Providing good senior citizen foot care involves being on the look-out for potential problems and treating those problems as soon as they develop. Many people, both senior citizens and younger individuals, tend to minimize foot problems until they become painful. One common senior citizen foot care issue that often is ignored in its early stages is the heel spur.
What are spurs?
When too much calcium gets inappropriately deposited on foot bones, this calcium creates growths called spurs; because these growths most often occur on the heel bone, they are generally called heel spurs.
Spurs usually develop when one of the ligaments becomes inflamed and starts irritating the heel bone. To protect itself from this irritation, the heel bone loads up on the calcium to create a cushion against irritation from the ligament. That may initially make the heel bone feel better, but can eventually become painful.
Spurs are not usually painful when feet are at rest, but walking may cause discomfort. Most often, spurs are most painful when a person takes his or her first few steps in the morning. Pain lessens with continued walking, but after a person rests for a while, he or she may experience pain when walking again.
Why do spurs occur?
People get spurs for a variety of reasons. Often, the shape of a foot can lead to spurs. For example, people who are flat-footed or people who have really high arches often have ligament problems that lead to spurs. Being overweight and putting undue pressure on feet can also cause spurs, as can gout and rheumatoid arthritis. Wearing shoes that don’t fit properly is also a common cause of spurs.
How are spurs treated?
The best treatment for a spur depends upon what is causing the spur. If you suffer from spurs, your doctor should give you a through foot examination; in some cases, an X-ray may be needed to determine the likely cause of the spur.
In mild cases, an over-the-counter anti-inflammatory medication, such as Ibuprofen, may be all that is needed to bring relief. Pain creams may also be helpful, both to relieve pain and to increase circulation to the foot.
In some cases, a doctor may recommend applying ice to the foot regularly or specific stretching exercises that can help to reduce ligament inflammation. Ifweight is an issue, the doctor may recommend a diet plan to help shed some extra pounds. Similarly, if gout is the cause, treating the gout will help treat the spur.

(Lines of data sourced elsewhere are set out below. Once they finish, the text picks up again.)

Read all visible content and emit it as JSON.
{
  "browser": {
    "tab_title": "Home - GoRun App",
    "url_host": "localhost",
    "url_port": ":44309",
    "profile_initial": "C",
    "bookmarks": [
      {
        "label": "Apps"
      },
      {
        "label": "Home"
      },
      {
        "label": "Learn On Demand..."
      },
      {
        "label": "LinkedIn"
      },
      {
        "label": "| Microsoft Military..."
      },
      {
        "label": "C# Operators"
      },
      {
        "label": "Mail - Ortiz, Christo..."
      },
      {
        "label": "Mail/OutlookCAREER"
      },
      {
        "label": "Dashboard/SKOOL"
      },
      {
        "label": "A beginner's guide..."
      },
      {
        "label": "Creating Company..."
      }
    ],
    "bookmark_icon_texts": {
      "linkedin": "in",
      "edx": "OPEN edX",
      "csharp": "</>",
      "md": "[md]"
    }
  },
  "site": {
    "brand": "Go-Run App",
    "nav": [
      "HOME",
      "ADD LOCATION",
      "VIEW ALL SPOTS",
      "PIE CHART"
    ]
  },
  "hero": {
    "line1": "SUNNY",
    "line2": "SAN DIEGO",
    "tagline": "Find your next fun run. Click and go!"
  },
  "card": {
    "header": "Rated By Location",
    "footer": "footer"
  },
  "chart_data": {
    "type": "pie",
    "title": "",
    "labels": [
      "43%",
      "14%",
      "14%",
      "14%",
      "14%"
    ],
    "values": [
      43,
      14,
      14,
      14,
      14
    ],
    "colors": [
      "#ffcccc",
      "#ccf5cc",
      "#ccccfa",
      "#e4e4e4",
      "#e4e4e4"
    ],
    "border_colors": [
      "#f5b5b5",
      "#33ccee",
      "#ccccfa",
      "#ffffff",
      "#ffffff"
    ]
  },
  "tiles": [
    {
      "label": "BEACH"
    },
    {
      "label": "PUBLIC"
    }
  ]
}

Orthotics (custom-made pads for your shoes that provide extra support for specific areas of the foot) are often a big help in treating spurs. This is especially true for people with flat feet. If improper footwear is causing spurs, the doctor will suggest changes in shoe selection to ensure a better fit.
Finally, if the spur is especially pronounced, surgery may be required to bring about relief.
Appropriate shoes are always a part of proper senior citizen foot care. Remember that your feet change as you age; make sure that your shoes change along with them.